Create table TEST(
F1 int,
F2 char(10))
In a static SQL statement, the Insert action would be:
Insert into TEST (F1,F2) values (1,'hi')
If you want to use values or variables from some other source, you can use DJX to build the insert statement dynamically. DJX, in its role as a pragma, tells the compiler that the SQL statement must be resolved before it is sent to the database engine. Here is an example:
DJX("Insert into TEST (F1,F2) values (" & FieldAt("/SOURCE/R1/Account No") & ",'" & variable & "')")
Before you continue, review the following points:
Values within the double quotes are literal strings.
The literal strings and the variables are concatenated in the result.
The integer value does not require double quotes.
The character data is enclosed in single quotes.
The first single quote follows the comma that separates the values to be inserted, and both are within double quotes.
The closing single quote, and the closing parenthesis (closes the values clause) follow the last ampersand.
If FieldAt("/SOURCE/R1/ACCOUNT") equals 10019 and the variable value is "hello", the SQL statement produced in DJX is:

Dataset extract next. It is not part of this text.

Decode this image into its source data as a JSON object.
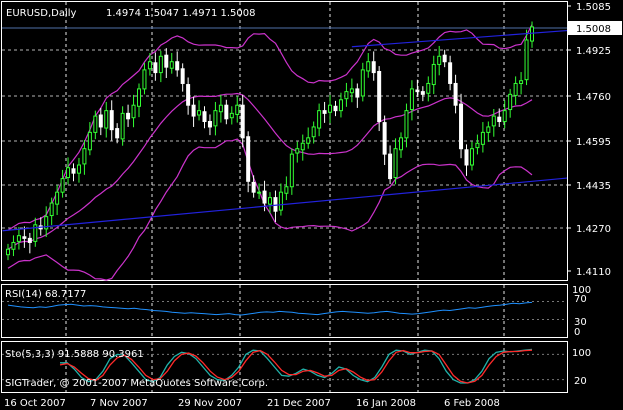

Insert into TEST (F1,F2) values (10019,'hello')
This demonstrates how you can build a SQL statement dynamically using DJX to incorporate values from field references and variables.
DJXBegin and DJXEnd
DJXBegin and DJXEnd are used together to define the boundaries of a more complex SQL statement. Extending the utility of the DJX pragma, you can use DJXBegin and DJXEnd to design multiple line SQL statements that contain Where or Values clauses.
Example
Here is an example of a source query statement with a Where clause based on the value of a variable:
Select * from tester.TUTOR1
djxbegin
  Dim start
start = ""
  Select Case var
    Case 1
      start = " where ACCOUNTNO = 10019"
    Case 2
      start = " where ACCOUNTNO = 10023"
    Case Else
      start = ""
  End Select
  Return Start
djxend
Review the following points in this expression:
DJXBegin tells the compiler that multiple lines of the expression language follow for evaluation.
The Select statement is static in this example.
The Where clause is based on a Private variable named "var". (Passed into the transformation map from a process.)
If the variable does not match a value in the Select Case statement, the expression returns the entire record set. ( start = "" )
"Return start" appends the Where clause to the Select statement.
If the value of var is 1, the Query statement is:
select * from tester.TUTOR1 where ACCOUNTNO = 10019
Using DJXBegin, DJXEnd, and techniques from the DJX section you can build a Where clause dynamically. The Where clause can be built for this example or for a Delete statement as shown in the DJX section.